[Element data from apps and pages]

● ● ● ●

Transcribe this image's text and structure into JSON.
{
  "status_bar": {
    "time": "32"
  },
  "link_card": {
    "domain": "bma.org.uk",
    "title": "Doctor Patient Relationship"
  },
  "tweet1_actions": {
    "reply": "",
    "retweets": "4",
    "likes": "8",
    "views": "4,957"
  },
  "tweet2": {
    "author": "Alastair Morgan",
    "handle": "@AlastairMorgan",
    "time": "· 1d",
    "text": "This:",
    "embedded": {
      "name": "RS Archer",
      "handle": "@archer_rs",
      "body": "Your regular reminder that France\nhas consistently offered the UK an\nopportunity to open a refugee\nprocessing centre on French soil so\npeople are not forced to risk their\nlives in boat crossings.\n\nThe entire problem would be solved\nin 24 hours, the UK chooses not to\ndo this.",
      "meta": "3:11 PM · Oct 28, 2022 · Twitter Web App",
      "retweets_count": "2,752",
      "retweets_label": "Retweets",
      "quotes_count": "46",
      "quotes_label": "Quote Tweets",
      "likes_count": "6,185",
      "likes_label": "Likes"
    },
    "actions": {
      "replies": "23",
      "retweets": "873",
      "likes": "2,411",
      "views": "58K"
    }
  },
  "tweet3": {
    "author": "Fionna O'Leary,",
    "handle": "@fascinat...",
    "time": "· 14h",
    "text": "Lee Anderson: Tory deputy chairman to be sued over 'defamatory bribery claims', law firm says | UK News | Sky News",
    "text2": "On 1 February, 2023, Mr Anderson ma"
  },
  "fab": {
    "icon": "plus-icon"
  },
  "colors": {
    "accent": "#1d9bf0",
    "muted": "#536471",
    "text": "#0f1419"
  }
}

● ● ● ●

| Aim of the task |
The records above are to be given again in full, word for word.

| Answer section |
Transcribe this image's text and structure into JSON.
{
  "status_bar": {
    "time": "32"
  },
  "link_card": {
    "domain": "bma.org.uk",
    "title": "Doctor Patient Relationship"
  },
  "tweet1_actions": {
    "reply": "",
    "retweets": "4",
    "likes": "8",
    "views": "4,957"
  },
  "tweet2": {
    "author": "Alastair Morgan",
    "handle": "@AlastairMorgan",
    "time": "· 1d",
    "text": "This:",
    "embedded": {
      "name": "RS Archer",
      "handle": "@archer_rs",
      "body": "Your regular reminder that France\nhas consistently offered the UK an\nopportunity to open a refugee\nprocessing centre on French soil so\npeople are not forced to risk their\nlives in boat crossings.\n\nThe entire problem would be solved\nin 24 hours, the UK chooses not to\ndo this.",
      "meta": "3:11 PM · Oct 28, 2022 · Twitter Web App",
      "retweets_count": "2,752",
      "retweets_label": "Retweets",
      "quotes_count": "46",
      "quotes_label": "Quote Tweets",
      "likes_count": "6,185",
      "likes_label": "Likes"
    },
    "actions": {
      "replies": "23",
      "retweets": "873",
      "likes": "2,411",
      "views": "58K"
    }
  },
  "tweet3": {
    "author": "Fionna O'Leary,",
    "handle": "@fascinat...",
    "time": "· 14h",
    "text": "Lee Anderson: Tory deputy chairman to be sued over 'defamatory bribery claims', law firm says | UK News | Sky News",
    "text2": "On 1 February, 2023, Mr Anderson ma"
  },
  "fab": {
    "icon": "plus-icon"
  },
  "colors": {
    "accent": "#1d9bf0",
    "muted": "#536471",
    "text": "#0f1419"
  }
}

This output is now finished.